– Koko Kalango, Project Director, Port Harcourt World Book Capital and Book Festival Director
How did you pull the string in bringing the world to Nigeria in 2014?
There is a process in UNESCO. First, you enter a competitive bid. I felt Nigeria was well qualified to be the world book capital, having produced some of the world’s greatest writers like Wole Soyinka, the first son of African descent to win a Nobel Prize in Literature; the writer of Africa’s most popular book, Things Fall Apart, Chinua Achebe; younger writers like Ben Okri; Chimamanda Adichie; Chibudun Onusuo…so we have that history. Also, we have cities like Port Harcourt that has become home to great writers like Elechi Amadi, Gabriel Okala, Ola Rotimi and many others in the younger generation.
So, according to the stipulation of UNESCO, we put in the bid, and among about 14 contestants, including Oxford (in the UK) and others like Lyon (in France) and Shaja in the United Arab Emirates and one in South Korea, we beat all of them to emerge the World Book Capital. What this means is that for a year, we hold the title. And in that year, we will run different programmes to promote books and reading. The festival has been on for seven years and this is the seventh year, and this one is special because we are the World Book Capital.
And it has coincided with Nigeria’s Centenary Celebration.
Exactly, and it is double celebration.
Why the choice of Port Harcourt?
I will tell you what UNESCO said. They said they were impressed with the rich quality of programmes proposed, the impact it will have on the youth and the spiralling effect on the book chain industry – the readers, the writers, the publishers and the editors – to drive up literacy rate in Nigeria primarily and, hopefully, it will then ripple out to the rest of the continent.
How will this impact on Nigeria’s educational sector in the years to come?
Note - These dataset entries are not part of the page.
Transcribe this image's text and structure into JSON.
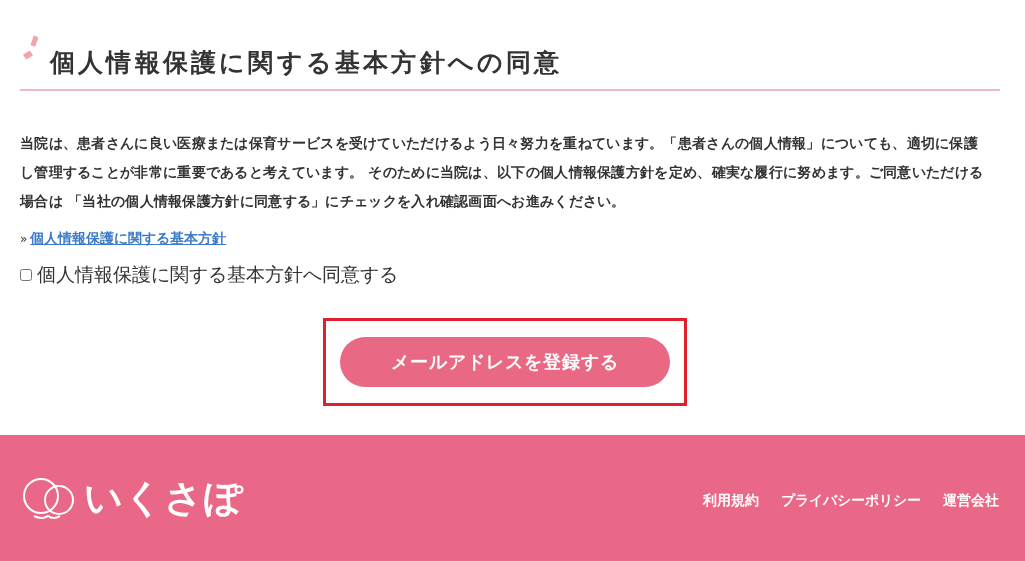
{
  "heading": "個人情報保護に関する基本方針への同意",
  "paragraph": "当院は、患者さんに良い医療または保育サービスを受けていただけるよう日々努力を重ねています。「患者さんの個人情報」についても、適切に保護し管理することが非常に重要であると考えています。 そのために当院は、以下の個人情報保護方針を定め、確実な履行に努めます。ご同意いただける場合は 「当社の個人情報保護方針に同意する」にチェックを入れ確認画面へお進みください。",
  "link": {
    "marker": "»",
    "label": "個人情報保護に関する基本方針"
  },
  "consent": {
    "label": "個人情報保護に関する基本方針へ同意する",
    "checked": false
  },
  "submit_button": {
    "label": "メールアドレスを登録する",
    "highlighted": true
  },
  "footer": {
    "logo": "いくさぽ",
    "links": [
      "利用規約",
      "プライバシーポリシー",
      "運営会社"
    ]
  }
}
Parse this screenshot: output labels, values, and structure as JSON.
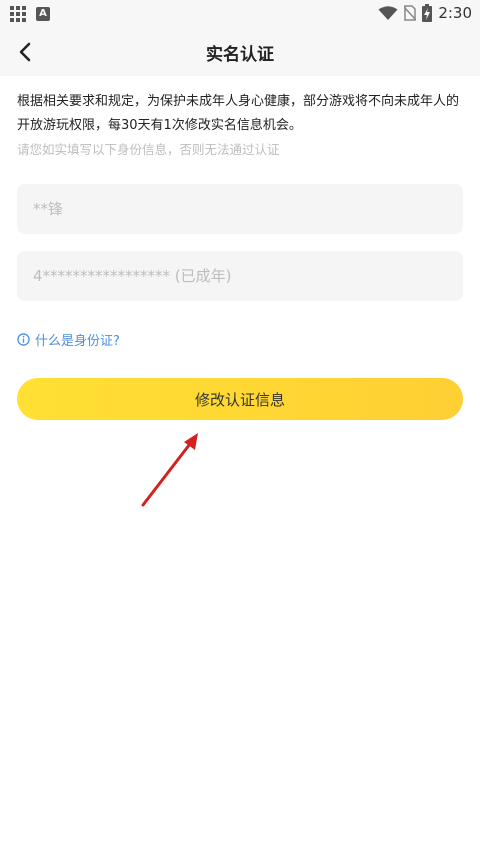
{
  "status_bar": {
    "time": "2:30",
    "icons": [
      "app-grid-icon",
      "accessibility-a-icon",
      "wifi-icon",
      "no-sim-icon",
      "battery-charging-icon"
    ],
    "a_label": "A"
  },
  "header": {
    "title": "实名认证"
  },
  "notice": {
    "text": "根据相关要求和规定，为保护未成年人身心健康，部分游戏将不向未成年人的开放游玩权限，每30天有1次修改实名信息机会。",
    "hint": "请您如实填写以下身份信息，否则无法通过认证"
  },
  "form": {
    "name_value": "**锋",
    "id_value": "4***************** (已成年)"
  },
  "help": {
    "label": "什么是身份证?"
  },
  "submit": {
    "label": "修改认证信息"
  },
  "colors": {
    "accent_yellow": "#ffd633",
    "link_blue": "#4a90e2",
    "annotation_red": "#d42020"
  }
}
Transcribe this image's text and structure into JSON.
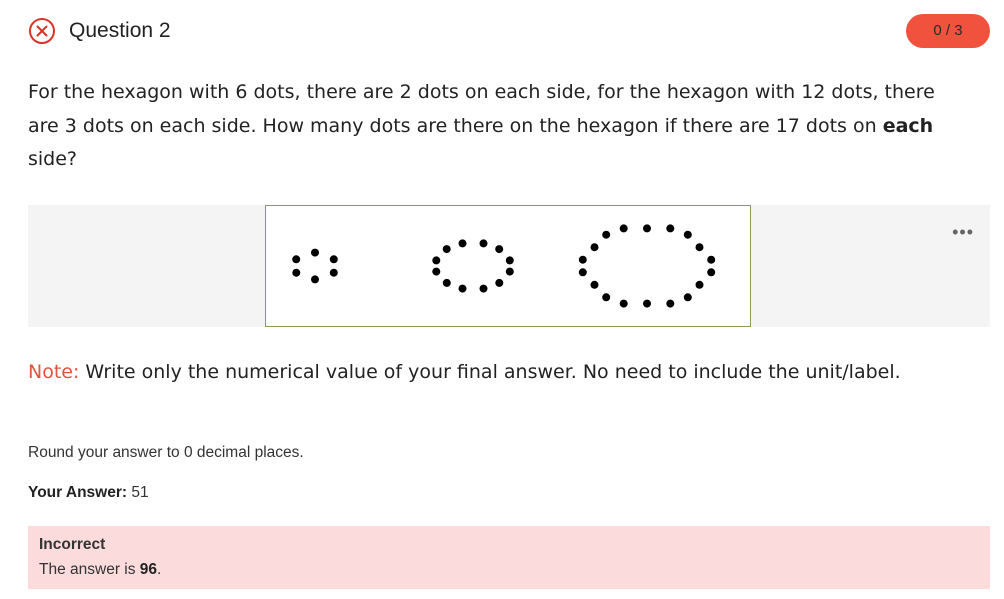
{
  "header": {
    "status_icon": "x-circle-icon",
    "title": "Question 2",
    "score": "0 / 3"
  },
  "question": {
    "text_1": "For the hexagon with 6 dots, there are 2 dots on each side, for the hexagon with 12 dots, there are 3 dots on each side. How many dots are there on the hexagon if there are 17 dots on ",
    "text_bold": "each",
    "text_2": " side?"
  },
  "figure": {
    "hexagons": [
      {
        "dots": 6,
        "dots_per_side": 2
      },
      {
        "dots": 12,
        "dots_per_side": 3
      },
      {
        "dots": 18,
        "dots_per_side": 4
      }
    ],
    "more_icon": "more-dots-icon",
    "more_label": "•••"
  },
  "note": {
    "label": "Note:",
    "text": " Write only the numerical value of your final answer. No need to include the unit/label."
  },
  "round_instruction": "Round your answer to 0 decimal places.",
  "your_answer": {
    "label": "Your Answer:",
    "value": " 51"
  },
  "feedback": {
    "title": "Incorrect",
    "text_prefix": "The answer is ",
    "answer": "96",
    "text_suffix": "."
  },
  "colors": {
    "score_badge": "#f0523d",
    "note_label": "#e0533e",
    "feedback_bg": "#fbdbdb",
    "status_icon": "#d9342b"
  }
}
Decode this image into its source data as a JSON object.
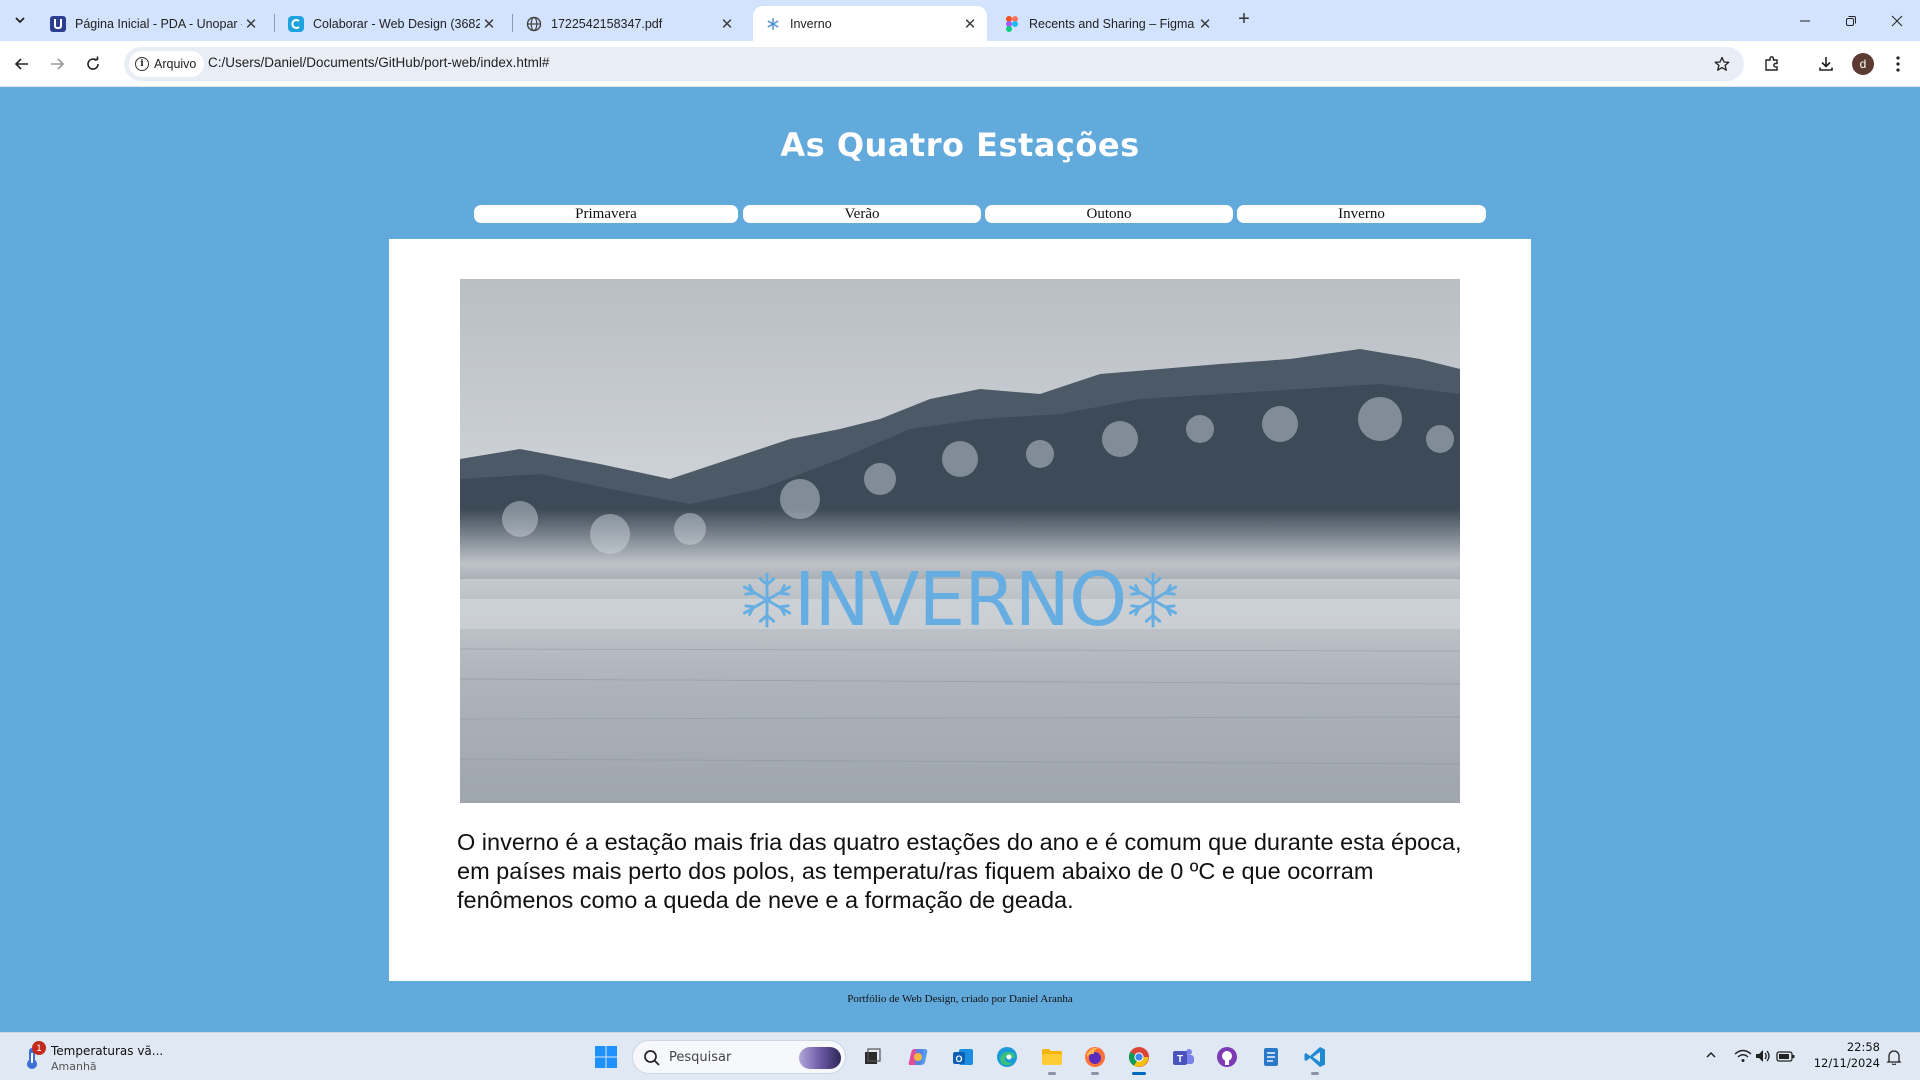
{
  "browser": {
    "tabs": [
      {
        "title": "Página Inicial - PDA - Unopar - ",
        "favicon": "unopar-icon",
        "active": false
      },
      {
        "title": "Colaborar - Web Design (3682",
        "favicon": "colaborar-icon",
        "active": false
      },
      {
        "title": "1722542158347.pdf",
        "favicon": "globe-icon",
        "active": false
      },
      {
        "title": "Inverno",
        "favicon": "snowflake-icon",
        "active": true
      },
      {
        "title": "Recents and Sharing – Figma",
        "favicon": "figma-icon",
        "active": false
      }
    ],
    "site_chip": "Arquivo",
    "url": "C:/Users/Daniel/Documents/GitHub/port-web/index.html#",
    "avatar_letter": "d"
  },
  "page": {
    "title": "As Quatro Estações",
    "nav": [
      "Primavera",
      "Verão",
      "Outono",
      "Inverno"
    ],
    "hero_text": "INVERNO",
    "paragraph": "O inverno é a estação mais fria das quatro estações do ano e é comum que durante esta época, em países mais perto dos polos, as temperatu/ras fiquem abaixo de 0 ºC e que ocorram fenômenos como a queda de neve e a formação de geada.",
    "footer": "Portfólio de Web Design, criado por Daniel Aranha"
  },
  "taskbar": {
    "weather_title": "Temperaturas vã...",
    "weather_sub": "Amanhã",
    "weather_badge": "1",
    "search_placeholder": "Pesquisar",
    "time": "22:58",
    "date": "12/11/2024"
  },
  "colors": {
    "page_background": "#62a9dc",
    "hero_text": "#66aee2",
    "card": "#ffffff"
  }
}
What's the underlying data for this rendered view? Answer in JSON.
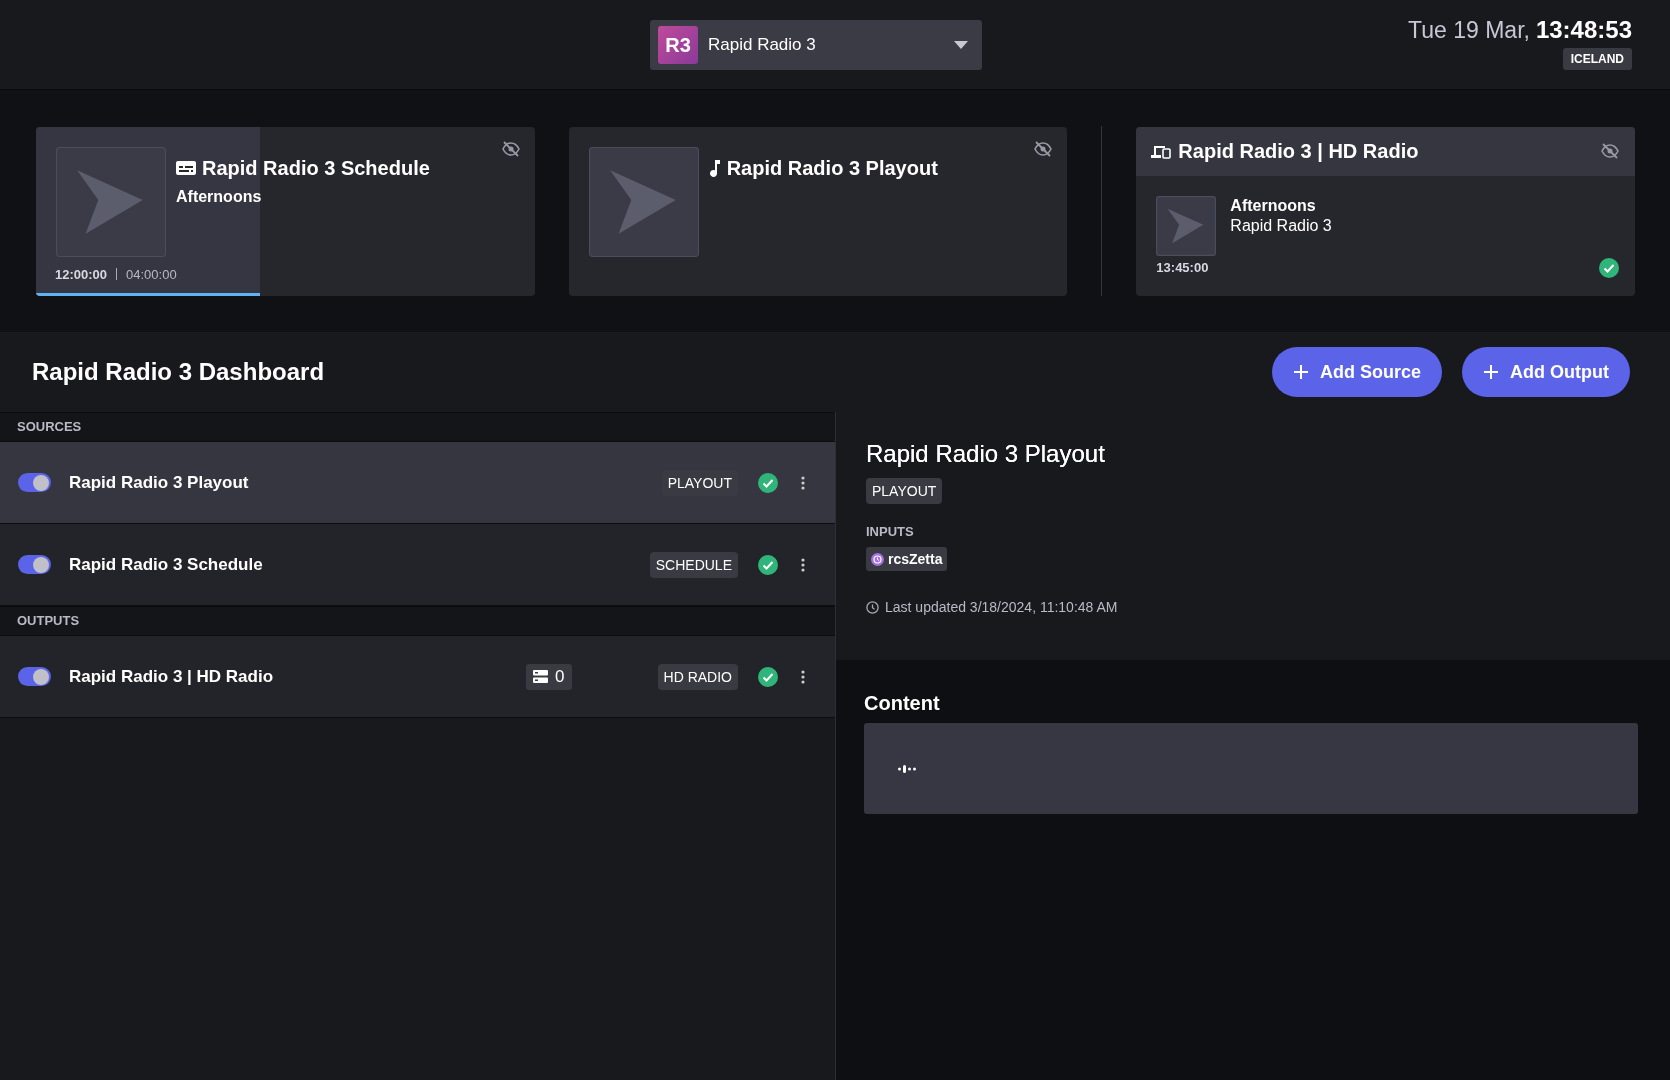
{
  "header": {
    "station": {
      "badge": "R3",
      "name": "Rapid Radio 3"
    },
    "date": "Tue 19 Mar,",
    "time": "13:48:53",
    "region": "ICELAND"
  },
  "cards": [
    {
      "kind": "schedule",
      "title": "Rapid Radio 3 Schedule",
      "subtitle": "Afternoons",
      "start": "12:00:00",
      "duration": "04:00:00",
      "level": 0.45
    },
    {
      "kind": "playout",
      "title": "Rapid Radio 3 Playout"
    },
    {
      "kind": "output",
      "title": "Rapid Radio 3 | HD Radio",
      "show": "Afternoons",
      "station": "Rapid Radio 3",
      "time": "13:45:00",
      "ok": true
    }
  ],
  "dashboard": {
    "title": "Rapid Radio 3 Dashboard",
    "actions": [
      "Add Source",
      "Add Output"
    ]
  },
  "sections": [
    {
      "heading": "SOURCES",
      "items": [
        {
          "name": "Rapid Radio 3 Playout",
          "on": true,
          "selected": true,
          "type": "PLAYOUT",
          "ok": true
        },
        {
          "name": "Rapid Radio 3 Schedule",
          "on": true,
          "selected": false,
          "type": "SCHEDULE",
          "ok": true
        }
      ]
    },
    {
      "heading": "OUTPUTS",
      "items": [
        {
          "name": "Rapid Radio 3 | HD Radio",
          "on": true,
          "selected": false,
          "count": "0",
          "type": "HD RADIO",
          "ok": true
        }
      ]
    }
  ],
  "detail": {
    "title": "Rapid Radio 3 Playout",
    "type": "PLAYOUT",
    "inputs_label": "INPUTS",
    "inputs": [
      "rcsZetta"
    ],
    "last_updated": "Last updated 3/18/2024, 11:10:48 AM"
  },
  "content": {
    "heading": "Content"
  }
}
First of all, it is a thing of pride. We’ve made history. We have proved that we can do it and we can. This country has been blessed by God with human and material resources, and a lot of times outside you hear bad news coming from Africa. This event therefore boosts our moral; it is an encouragement. Even if we hear bad news, in the midst of that, there is a lot of good work going on in education and in other areas. This therefore puts an endorsement on the city of Port Harcourt. I commend the governor for putting education at the forefront of his agenda – even Mr President, through his Bring Back the Book project. They all supported the bid – the President, the governor. You know, UNESCO requires that the government support, and that is how it came to us and it is an encouragement to us.